i-G12 wrote in post #19208666
OK I admit I’m struggling with this. I have never had a FF camera — always a crop sensor. My 80D was pretty good except in low light.
So I’m trying to understand why I would need the R5 instead of the R6. I don’t do BIF but instead animals in Africa. Not sure I need to shoot in crop mode for African wildlife. Reach is another issue but maybe the 1.4 TC would do me OK.
Jake, you’ve done a fair amount of photography in Africa. What’s you’re opinion sans BIF?
It's all about Equivalence and Field of View I hope this article I put together on the subject may approach the issue. If it seems over-simple for you, take succor in the thought that others may find it useful!
There is an excellent article on this subject from DPREVIEW.COM that expands into a discussion of Equivalence in DoF and ISO:https://www.dpreview.com …nce-and-why-should-i-care
So, what does all this mean for someone considering switching between, say an EOS 90D and a Canon R6, assuming the lenses are the same? The pixel density available after cropping from the FF to the APS-C format will be less by a factor of roughly 2.5 (1.6x1.6). If one wanted to get at least 20MP in a finished image using the cropping feature of the R FF sensors, then the R5 would offer the best pixel density currently - in crop mode it will offer 20MP.

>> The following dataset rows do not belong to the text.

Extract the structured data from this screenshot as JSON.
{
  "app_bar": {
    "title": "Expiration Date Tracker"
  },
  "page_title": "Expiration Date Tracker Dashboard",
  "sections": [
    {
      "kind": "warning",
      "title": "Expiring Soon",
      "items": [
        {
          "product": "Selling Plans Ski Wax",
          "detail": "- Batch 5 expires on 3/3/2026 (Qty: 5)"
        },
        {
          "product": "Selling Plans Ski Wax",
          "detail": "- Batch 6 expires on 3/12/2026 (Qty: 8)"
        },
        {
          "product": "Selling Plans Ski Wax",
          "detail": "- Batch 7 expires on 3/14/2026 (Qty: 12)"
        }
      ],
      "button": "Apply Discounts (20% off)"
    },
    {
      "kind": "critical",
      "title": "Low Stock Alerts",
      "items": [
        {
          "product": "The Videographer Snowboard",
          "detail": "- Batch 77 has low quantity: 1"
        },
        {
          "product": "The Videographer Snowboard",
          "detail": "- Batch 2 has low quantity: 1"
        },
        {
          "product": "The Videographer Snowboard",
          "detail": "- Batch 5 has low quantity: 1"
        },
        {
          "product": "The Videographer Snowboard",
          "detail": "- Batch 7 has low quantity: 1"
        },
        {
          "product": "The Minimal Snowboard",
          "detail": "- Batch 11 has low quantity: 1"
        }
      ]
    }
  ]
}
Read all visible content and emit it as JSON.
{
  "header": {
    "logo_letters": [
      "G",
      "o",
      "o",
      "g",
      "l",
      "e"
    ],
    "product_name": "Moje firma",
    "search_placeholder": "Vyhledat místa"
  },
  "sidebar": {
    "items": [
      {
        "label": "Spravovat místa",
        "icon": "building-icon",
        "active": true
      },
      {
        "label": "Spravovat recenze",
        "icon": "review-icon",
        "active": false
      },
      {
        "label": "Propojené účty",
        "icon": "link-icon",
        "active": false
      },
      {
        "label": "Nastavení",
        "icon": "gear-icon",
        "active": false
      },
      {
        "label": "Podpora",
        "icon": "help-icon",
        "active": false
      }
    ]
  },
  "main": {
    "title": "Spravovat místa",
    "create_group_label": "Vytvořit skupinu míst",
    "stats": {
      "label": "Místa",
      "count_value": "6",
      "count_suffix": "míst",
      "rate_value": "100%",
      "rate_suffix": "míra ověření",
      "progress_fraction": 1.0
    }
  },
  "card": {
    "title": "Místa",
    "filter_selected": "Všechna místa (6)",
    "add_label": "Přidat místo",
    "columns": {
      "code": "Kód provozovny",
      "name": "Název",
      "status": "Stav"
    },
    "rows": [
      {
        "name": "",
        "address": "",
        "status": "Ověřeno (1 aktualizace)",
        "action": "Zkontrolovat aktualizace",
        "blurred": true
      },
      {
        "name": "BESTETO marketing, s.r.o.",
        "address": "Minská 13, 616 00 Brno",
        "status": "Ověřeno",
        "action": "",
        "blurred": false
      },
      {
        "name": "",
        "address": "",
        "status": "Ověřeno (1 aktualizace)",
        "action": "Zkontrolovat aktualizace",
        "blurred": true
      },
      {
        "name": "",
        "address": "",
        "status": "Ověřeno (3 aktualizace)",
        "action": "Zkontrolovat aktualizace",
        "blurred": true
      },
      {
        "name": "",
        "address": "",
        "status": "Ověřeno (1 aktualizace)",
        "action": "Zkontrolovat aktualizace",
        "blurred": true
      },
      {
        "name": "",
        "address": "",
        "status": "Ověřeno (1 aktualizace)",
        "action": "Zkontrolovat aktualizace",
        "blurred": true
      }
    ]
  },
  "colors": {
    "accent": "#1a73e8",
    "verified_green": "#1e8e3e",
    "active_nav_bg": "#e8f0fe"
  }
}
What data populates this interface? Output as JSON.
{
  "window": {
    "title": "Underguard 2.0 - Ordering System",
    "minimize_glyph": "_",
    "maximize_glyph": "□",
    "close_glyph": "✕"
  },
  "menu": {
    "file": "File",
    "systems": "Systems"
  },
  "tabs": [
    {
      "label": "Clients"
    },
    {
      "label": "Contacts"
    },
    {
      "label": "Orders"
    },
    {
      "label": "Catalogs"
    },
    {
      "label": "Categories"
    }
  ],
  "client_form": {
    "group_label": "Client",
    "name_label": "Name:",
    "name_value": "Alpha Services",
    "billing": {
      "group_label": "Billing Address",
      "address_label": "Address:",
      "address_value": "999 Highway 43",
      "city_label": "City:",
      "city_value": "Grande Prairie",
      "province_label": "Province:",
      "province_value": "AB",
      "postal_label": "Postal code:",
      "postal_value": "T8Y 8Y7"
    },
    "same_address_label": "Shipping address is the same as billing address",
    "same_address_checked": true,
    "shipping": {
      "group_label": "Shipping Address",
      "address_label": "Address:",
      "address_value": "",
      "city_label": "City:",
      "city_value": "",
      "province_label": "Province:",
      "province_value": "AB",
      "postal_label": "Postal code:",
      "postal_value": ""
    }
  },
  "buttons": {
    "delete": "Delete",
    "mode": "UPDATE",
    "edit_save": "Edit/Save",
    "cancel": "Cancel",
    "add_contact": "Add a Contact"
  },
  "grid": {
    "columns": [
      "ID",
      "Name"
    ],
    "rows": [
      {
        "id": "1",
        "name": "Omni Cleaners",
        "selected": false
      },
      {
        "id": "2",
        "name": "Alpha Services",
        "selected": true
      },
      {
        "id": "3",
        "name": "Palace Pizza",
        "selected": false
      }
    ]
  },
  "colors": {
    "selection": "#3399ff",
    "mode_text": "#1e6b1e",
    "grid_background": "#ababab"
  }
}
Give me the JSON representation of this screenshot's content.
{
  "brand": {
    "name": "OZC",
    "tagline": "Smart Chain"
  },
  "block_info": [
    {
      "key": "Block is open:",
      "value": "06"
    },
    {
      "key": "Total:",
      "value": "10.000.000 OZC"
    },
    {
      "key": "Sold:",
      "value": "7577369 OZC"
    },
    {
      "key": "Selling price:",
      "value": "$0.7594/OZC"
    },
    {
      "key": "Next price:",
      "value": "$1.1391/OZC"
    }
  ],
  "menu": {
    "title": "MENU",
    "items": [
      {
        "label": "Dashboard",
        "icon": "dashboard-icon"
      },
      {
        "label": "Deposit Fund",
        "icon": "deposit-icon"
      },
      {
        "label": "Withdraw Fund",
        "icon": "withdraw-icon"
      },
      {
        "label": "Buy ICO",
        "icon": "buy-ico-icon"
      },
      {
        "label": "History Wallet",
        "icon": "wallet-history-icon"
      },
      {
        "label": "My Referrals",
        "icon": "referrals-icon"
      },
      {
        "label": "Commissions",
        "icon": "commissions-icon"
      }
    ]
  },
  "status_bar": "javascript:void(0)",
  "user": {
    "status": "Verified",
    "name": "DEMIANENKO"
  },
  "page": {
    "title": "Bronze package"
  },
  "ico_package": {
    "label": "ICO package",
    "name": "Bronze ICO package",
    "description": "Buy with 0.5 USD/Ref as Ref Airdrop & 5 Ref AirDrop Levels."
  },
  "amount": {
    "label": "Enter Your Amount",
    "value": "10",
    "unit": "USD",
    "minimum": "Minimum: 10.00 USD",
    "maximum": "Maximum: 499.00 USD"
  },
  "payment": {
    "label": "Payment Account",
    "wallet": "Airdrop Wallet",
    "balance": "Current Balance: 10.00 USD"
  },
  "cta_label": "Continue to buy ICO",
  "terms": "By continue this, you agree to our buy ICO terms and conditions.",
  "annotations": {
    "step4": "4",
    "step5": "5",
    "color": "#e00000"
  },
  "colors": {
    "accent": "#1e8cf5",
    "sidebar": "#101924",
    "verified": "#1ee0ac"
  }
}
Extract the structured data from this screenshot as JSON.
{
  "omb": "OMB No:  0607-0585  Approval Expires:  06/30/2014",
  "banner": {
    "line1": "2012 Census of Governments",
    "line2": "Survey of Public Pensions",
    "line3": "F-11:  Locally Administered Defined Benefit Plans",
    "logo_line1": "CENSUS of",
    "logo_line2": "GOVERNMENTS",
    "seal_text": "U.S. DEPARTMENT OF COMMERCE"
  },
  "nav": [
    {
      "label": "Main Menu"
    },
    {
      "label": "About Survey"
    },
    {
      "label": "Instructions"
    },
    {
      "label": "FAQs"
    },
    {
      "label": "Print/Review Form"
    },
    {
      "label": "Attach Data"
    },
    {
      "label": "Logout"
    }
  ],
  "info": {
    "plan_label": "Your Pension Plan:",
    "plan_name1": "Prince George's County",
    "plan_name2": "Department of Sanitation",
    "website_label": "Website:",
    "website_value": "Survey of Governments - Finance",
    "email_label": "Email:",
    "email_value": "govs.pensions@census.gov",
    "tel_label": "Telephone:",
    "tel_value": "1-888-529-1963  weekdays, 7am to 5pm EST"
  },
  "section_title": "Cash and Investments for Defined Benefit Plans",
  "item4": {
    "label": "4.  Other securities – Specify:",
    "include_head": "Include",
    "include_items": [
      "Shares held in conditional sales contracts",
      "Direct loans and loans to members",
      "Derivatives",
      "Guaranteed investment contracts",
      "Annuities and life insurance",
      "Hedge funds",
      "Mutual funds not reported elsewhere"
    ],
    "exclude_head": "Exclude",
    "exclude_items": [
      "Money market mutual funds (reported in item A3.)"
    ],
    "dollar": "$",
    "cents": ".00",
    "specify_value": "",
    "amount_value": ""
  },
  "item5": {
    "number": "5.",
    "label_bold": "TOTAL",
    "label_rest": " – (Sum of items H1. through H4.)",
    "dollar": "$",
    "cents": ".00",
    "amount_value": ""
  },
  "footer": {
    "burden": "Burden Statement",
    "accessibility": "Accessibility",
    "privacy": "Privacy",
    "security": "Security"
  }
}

This is why many long lens shooters like me are hoping for an APS-C sensor to replace the EOS 7D, lets call it the R7. If the R7 had an APS-C sensor it's pixel density would be the same as a FF sensor of 2.5 that. Thus, if an R7 had a sensor of 40MP (not outrageous right now), the pixel density would be the equivalent of a cropped image from a FF sensor of 100MP, but would be much cheaper to produce.